Cold weather does not need to mean cold hearts

Liz Stephens, Columnist

Over winter break a homeless man that was in his thirties came into my work at GNC asking me to call him an ambulance because he did not feel well.

I am sure he felt his symptoms and pain he mentioned, but I am almost positive all he genuinely wanted was a warm bed that night.

According to the weather that night it felt like -24 degrees outside. I hardly wanted to go outside to warm up my car after work—much less be stuck outside homeless.

The paramedics came shortly after calling, but the man still had the time to tell me a short synopsis of his life.

The man’s name was Anthony, and his family lives in a town within an hour of Charleston. Anthony had no money, no phone to call his family or a way to get to them. I gave the man a Quest protein cookie that we were giving out for free samples, bought him a water and let him take a seat on a stool that we had previously placed in a corner of the store.

He told me he was having tooth pain from not having proper dental care. Anthony did not have medical insurance and was unable to pay for his psychotropic medicines, which are used primarily to treat mental disorders such as schizophrenia or bipolar disorder. He was also not taking his blood pressure medicine.

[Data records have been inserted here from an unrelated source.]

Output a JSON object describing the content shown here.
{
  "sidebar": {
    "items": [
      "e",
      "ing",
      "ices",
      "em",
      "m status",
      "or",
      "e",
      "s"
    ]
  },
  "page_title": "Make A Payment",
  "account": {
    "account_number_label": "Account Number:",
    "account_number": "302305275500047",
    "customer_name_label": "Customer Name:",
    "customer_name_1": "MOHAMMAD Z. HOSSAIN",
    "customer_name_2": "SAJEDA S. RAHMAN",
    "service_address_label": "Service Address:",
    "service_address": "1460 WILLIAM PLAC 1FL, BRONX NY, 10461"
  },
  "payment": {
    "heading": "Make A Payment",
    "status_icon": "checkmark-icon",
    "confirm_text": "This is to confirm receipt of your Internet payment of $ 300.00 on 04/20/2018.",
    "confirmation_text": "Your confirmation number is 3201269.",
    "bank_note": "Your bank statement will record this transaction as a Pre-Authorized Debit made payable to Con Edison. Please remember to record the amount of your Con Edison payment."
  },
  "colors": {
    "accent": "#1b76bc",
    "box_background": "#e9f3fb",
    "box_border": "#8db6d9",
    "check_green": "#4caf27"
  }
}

The paramedics were not as nice and comforting to Anthony as I had expected they would be. They came in seemingly annoyed and were very short-spoken with the man. I understand their reasoning for why they probably were not excited to transport another homeless person in Mattoon who wanted somewhere to sleep that night, but that is just it—all they want is somewhere warm to sleep at night.

Having somewhere to sleep at night is not much to ask for.

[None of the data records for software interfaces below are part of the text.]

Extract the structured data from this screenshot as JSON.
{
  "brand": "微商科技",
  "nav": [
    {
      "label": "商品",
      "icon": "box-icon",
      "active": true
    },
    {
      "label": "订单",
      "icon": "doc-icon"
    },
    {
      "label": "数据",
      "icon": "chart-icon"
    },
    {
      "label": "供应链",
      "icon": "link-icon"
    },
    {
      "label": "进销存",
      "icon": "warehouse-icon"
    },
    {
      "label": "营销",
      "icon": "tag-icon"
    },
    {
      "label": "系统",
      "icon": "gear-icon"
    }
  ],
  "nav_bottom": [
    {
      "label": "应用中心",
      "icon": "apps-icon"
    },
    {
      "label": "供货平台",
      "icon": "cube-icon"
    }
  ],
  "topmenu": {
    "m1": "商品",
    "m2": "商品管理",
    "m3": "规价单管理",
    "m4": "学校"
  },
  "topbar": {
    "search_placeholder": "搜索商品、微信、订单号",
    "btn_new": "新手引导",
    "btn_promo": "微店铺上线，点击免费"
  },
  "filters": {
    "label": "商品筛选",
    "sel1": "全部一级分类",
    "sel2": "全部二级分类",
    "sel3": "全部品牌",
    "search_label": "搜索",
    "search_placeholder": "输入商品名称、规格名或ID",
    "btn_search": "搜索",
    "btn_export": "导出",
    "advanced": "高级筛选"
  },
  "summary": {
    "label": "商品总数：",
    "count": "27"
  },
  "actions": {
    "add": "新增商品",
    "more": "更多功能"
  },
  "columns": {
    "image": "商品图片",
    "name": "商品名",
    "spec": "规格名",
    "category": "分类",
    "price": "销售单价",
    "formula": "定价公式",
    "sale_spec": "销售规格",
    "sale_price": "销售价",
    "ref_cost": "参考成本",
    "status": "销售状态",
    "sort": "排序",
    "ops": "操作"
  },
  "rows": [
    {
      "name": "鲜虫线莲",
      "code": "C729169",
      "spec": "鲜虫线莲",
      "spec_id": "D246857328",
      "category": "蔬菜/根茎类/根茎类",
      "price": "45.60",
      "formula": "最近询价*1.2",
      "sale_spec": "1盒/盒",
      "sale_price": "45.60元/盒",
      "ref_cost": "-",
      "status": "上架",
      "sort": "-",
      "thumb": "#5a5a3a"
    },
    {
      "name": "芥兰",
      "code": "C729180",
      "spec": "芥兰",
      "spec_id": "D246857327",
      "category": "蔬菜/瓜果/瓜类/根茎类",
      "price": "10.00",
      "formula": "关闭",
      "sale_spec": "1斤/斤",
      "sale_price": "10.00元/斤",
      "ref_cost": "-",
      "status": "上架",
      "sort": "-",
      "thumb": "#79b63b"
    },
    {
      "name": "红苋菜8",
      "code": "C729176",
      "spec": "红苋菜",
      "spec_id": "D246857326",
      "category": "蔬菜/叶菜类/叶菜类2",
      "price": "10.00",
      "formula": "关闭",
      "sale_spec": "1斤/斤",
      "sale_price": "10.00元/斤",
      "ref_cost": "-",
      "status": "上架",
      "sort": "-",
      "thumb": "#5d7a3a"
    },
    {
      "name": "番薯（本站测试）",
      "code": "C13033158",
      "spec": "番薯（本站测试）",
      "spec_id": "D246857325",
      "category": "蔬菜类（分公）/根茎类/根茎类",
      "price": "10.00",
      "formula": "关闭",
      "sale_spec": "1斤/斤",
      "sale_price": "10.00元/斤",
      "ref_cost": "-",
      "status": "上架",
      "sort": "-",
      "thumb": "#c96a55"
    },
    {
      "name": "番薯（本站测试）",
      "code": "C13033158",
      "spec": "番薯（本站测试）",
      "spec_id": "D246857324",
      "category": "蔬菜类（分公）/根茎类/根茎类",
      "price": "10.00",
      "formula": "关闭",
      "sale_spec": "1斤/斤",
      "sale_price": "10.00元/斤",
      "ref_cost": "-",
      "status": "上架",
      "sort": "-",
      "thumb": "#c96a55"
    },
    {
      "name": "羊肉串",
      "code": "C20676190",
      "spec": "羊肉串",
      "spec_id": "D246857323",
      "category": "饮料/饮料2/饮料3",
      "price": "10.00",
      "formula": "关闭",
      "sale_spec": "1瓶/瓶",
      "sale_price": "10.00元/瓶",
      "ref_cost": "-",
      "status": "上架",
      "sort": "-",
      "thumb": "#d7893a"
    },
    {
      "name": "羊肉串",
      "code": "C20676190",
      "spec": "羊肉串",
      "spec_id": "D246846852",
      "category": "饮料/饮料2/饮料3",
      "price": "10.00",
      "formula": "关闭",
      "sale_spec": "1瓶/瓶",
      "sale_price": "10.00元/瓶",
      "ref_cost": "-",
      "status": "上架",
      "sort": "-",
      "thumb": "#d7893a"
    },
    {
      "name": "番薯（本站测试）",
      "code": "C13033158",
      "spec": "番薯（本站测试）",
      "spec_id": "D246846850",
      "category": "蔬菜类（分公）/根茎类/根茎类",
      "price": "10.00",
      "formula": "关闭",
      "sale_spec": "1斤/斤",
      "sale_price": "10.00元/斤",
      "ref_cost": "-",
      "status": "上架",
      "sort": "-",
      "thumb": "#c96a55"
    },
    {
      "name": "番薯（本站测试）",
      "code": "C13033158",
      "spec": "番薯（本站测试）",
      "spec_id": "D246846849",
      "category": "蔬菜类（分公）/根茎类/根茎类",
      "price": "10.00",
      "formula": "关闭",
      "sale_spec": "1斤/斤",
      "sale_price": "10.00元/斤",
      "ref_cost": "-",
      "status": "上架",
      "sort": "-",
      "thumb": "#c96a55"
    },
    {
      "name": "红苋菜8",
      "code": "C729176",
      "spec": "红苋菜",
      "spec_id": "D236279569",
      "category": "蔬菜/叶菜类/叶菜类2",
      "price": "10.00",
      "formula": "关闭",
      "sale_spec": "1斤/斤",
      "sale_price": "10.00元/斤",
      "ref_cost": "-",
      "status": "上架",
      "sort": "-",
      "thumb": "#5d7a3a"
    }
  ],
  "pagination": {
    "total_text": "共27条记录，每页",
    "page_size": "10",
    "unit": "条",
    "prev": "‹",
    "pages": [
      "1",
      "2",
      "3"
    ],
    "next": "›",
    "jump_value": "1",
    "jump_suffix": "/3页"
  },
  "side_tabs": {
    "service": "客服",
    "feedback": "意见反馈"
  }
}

This incident made me really think and realize that our society makes it hard for the homeless to be fully-functioning members in society. We help them some, but I think that we could do more for them.

A couple of peers who I have spoken to about this incident have complained about the homeless, saying, “Well there goes taxpayers’ money, paying for him to get a ride to the hospital and have somewhere to sleep.”

We are all familiar with the classic line “maybe they should get a job” when people talk about homeless individuals. We expect them to get a job, but that would entail them to somehow get showered and groomed for the interview and for work every day to maintain the job. It’s not rocket science to know that most homeless individuals do not have a way to shower every day for a job, otherwise I’m sure they would have already been doing it. Also, how would they wash their work uniform? Our society expects these things but cannot explain adequately how these people would be able to do them.

I put myself in Anthony’s shoes when analyzing this “just get a job” scenario. I know if I were homeless, I would be too worried about finding somewhere to sleep, something to eat and not getting thrown in jail for sitting or napping in one spot for too long.

My first thought if I were homeless would be day-to-day survival, and getting a job would probably only be a thought if I were receiving help from the community.

I think as a society it is easy to quickly condemn others without being in their shoes. I am glad I reacted with kindness by trying to make Anthony as comfortable as possible and by talking to him as an equal. I hope he had a warm bed to sleep that night so he could be rested enough to find his way to his family.

Liz Stephens can be reached at 581-2812 or [email protected]